Blueprint For Citizenship

Thu, 28 Jul 2016

Following up on the introductory note in my last post about politics, I thought of one way I would like to become more responsible as a citizen. It’s something I’ve had in mind for a while, and something that will take a lot of time, but I’d like to start.

I admire President Obama for a number of reasons, but one early thing that he did really stuck with me in particular. He shared The Blueprint For Change, a written account of various issues and his position on each one.

Here’s my plan

I’d like to make my own blueprint. A "Blueprint For Citizenship". Because when I read the news, I have feelings — but I rarely do anything about those feelings. I never bother to articulate them. I just go back to my own work, my own life. That doesn’t feel like good citizenship.

To sprinkle a bit of typography in here, Jan Tschichold wrote:

Feelings remain rather unproductive unless they can inspire a secure judgment. Feelings have to mature into knowledge about the consequences of [decisions].

Voting, and arguing about politics, based on feelings is immature. I would rather vote using knowledge about the consequences of putting certain individuals in charge to represent me.

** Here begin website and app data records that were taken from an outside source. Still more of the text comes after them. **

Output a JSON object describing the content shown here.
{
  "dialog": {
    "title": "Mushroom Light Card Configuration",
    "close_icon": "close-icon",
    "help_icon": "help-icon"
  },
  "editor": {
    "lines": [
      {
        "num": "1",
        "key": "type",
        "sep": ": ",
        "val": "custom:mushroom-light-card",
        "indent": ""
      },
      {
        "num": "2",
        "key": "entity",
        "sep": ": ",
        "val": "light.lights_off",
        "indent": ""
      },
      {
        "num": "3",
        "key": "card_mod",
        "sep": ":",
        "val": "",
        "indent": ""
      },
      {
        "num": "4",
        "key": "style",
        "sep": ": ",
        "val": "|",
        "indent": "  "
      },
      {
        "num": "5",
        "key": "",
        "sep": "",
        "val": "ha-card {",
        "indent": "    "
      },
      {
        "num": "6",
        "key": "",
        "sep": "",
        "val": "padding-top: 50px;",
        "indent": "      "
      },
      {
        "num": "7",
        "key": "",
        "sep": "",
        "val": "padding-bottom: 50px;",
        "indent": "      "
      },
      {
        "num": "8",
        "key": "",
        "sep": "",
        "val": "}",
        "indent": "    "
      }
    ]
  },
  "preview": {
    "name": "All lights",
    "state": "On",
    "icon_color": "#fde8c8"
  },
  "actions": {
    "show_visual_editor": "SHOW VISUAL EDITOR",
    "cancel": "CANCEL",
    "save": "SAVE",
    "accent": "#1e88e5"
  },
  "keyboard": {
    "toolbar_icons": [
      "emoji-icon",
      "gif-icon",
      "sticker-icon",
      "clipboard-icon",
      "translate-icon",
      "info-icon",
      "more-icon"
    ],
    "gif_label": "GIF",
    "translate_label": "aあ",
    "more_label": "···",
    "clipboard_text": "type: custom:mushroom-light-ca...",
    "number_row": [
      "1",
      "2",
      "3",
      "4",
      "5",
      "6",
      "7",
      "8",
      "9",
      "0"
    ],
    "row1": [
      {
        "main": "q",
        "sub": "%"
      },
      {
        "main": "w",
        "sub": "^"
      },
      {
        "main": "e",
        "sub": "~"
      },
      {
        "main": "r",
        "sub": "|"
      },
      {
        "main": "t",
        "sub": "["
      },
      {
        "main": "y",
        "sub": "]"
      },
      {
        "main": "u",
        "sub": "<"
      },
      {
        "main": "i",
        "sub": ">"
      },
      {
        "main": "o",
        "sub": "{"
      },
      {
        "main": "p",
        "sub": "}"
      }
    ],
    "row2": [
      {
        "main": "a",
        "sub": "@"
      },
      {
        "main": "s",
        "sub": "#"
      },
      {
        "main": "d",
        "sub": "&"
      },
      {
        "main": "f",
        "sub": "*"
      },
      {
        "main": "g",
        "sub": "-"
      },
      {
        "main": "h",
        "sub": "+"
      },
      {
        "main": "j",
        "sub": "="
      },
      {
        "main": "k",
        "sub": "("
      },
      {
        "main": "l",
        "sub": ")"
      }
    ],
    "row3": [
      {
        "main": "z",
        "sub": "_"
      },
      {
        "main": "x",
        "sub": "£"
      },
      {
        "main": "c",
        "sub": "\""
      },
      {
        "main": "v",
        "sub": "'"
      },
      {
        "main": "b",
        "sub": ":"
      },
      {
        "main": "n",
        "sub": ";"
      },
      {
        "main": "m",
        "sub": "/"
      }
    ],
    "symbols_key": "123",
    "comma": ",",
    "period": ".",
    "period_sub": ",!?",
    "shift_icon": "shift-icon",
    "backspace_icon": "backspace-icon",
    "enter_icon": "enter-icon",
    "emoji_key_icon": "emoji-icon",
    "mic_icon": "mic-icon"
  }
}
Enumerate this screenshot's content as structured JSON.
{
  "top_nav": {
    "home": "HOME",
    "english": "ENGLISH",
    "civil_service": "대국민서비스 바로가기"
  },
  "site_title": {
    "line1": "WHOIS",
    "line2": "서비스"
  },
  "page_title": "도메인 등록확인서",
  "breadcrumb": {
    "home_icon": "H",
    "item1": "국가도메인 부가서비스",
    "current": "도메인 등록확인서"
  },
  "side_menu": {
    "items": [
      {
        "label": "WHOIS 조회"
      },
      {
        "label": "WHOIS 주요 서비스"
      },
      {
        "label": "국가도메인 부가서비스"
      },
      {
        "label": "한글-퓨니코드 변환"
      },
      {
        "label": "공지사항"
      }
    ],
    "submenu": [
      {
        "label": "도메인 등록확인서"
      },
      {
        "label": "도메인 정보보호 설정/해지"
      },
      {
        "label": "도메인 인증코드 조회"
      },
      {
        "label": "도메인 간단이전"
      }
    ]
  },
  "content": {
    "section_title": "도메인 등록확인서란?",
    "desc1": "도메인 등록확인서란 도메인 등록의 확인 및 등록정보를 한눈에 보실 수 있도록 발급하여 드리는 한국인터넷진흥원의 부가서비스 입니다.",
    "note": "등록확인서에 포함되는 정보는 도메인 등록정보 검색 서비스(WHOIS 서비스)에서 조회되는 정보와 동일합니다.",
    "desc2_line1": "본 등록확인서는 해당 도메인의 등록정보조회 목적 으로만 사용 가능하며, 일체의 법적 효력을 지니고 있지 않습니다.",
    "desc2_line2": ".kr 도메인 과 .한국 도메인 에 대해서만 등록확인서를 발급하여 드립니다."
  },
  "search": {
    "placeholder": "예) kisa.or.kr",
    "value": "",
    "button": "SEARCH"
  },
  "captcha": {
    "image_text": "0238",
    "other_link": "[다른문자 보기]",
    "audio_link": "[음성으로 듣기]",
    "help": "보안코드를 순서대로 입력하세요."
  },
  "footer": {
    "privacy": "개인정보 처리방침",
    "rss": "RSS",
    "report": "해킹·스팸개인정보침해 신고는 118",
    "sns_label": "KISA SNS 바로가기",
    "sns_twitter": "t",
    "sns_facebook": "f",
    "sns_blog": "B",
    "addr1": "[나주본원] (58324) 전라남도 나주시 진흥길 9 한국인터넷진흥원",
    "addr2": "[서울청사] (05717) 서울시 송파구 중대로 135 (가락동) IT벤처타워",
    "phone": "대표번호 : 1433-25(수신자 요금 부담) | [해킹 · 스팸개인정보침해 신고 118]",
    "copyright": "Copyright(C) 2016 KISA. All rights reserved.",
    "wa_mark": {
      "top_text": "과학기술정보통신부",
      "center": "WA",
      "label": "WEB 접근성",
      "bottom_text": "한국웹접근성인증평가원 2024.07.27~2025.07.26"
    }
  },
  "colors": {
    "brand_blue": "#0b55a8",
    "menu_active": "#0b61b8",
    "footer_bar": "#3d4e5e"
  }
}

So I got started today by visiting this page at about state and local government. I found two kinds of things on that page that are going to help me with my personal Blueprint.

First, mixed into the text, I found a variety of government institutions and positions mentioned (lieutenant governor, attorney general, secretary of state, auditors, commissioners, senate, assembly, etc.). I’m going to learn more about these, and specifically the ones in my own community.

Secondly, in the footer of the page there’s a list of issues (which can also be found here). I’m going to use this list, as well as President Obama’s original Blueprint, to come up with my own list of issues, so that I can gradually articulate my position on each one.

It’s embarrassing to admit that I have been an irresponsible citizen. I wish that I had paid more attention in school, and in scouts. Community stuff always bored me. I didn’t realize how much my attention mattered. But I want to be better. Owning my shortcomings is a good first step, and if I can encourage others by sharing these ideas about how I’m trying to change — even better.